- **Work required**
Your answer should consist of every line from the records that holds the string "this".
+++ Dataset entries
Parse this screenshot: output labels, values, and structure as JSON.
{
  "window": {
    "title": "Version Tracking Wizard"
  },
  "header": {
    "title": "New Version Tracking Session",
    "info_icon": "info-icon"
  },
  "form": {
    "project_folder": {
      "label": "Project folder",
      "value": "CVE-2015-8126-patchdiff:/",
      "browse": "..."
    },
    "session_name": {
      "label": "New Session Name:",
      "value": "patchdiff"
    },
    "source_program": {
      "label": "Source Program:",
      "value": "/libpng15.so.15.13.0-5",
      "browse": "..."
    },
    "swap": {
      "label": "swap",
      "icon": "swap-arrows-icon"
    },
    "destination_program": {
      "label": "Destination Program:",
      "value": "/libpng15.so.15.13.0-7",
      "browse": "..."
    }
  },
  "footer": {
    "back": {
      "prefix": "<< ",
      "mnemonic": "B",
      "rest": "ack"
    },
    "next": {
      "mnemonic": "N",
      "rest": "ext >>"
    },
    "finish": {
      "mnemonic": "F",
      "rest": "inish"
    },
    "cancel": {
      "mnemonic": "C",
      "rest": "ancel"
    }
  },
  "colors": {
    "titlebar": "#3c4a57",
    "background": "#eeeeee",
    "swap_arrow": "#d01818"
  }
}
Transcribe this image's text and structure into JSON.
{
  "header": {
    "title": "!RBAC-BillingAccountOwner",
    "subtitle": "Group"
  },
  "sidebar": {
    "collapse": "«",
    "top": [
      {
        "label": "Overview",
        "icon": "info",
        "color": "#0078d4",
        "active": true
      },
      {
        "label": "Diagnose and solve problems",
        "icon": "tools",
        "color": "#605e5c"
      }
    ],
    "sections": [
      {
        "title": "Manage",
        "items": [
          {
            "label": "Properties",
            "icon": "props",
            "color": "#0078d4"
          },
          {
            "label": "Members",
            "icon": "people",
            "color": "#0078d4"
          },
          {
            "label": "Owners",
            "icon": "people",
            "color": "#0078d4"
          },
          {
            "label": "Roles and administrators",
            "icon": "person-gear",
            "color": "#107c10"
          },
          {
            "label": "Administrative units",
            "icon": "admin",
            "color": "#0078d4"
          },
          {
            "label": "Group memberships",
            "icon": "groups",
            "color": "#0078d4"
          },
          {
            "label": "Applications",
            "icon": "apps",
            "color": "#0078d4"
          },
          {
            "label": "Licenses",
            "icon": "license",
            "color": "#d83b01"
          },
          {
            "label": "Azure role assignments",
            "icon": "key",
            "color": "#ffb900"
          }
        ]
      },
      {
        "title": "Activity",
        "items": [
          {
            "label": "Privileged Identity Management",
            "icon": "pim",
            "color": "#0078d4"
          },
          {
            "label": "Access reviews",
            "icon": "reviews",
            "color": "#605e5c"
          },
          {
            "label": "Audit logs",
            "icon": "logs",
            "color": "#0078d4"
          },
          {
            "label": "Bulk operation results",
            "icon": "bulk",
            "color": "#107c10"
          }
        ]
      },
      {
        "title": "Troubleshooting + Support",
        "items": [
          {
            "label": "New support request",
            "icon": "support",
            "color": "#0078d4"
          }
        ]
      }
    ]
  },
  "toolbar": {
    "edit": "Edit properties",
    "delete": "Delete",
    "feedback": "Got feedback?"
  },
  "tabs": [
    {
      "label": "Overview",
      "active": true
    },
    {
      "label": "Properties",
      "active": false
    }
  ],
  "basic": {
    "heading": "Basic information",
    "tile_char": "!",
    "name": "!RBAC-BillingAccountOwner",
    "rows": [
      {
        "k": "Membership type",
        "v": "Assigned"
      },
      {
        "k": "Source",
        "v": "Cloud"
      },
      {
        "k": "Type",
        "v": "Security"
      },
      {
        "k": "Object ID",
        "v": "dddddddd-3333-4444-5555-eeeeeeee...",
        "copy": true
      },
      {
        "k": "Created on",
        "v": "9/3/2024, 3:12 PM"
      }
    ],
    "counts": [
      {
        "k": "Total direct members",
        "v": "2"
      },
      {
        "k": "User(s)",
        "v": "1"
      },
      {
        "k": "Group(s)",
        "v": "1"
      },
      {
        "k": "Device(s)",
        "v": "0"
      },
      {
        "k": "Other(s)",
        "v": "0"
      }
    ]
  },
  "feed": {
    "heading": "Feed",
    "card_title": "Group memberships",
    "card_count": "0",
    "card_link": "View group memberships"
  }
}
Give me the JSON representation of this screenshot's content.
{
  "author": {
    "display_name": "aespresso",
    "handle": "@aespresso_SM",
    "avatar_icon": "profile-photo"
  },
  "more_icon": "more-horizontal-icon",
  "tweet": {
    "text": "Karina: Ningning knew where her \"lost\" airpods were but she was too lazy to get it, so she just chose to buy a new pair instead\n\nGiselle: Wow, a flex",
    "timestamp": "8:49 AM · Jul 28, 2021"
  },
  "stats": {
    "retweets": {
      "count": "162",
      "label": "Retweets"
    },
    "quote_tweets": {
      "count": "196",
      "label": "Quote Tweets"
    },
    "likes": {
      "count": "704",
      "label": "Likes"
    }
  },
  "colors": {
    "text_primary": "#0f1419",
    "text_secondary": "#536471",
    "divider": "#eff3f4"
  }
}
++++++
- **Answer to the problem**
Parse this screenshot: output labels, values, and structure as JSON.
Transcribe this image's text and structure into JSON.
Give me the JSON representation of this screenshot's content.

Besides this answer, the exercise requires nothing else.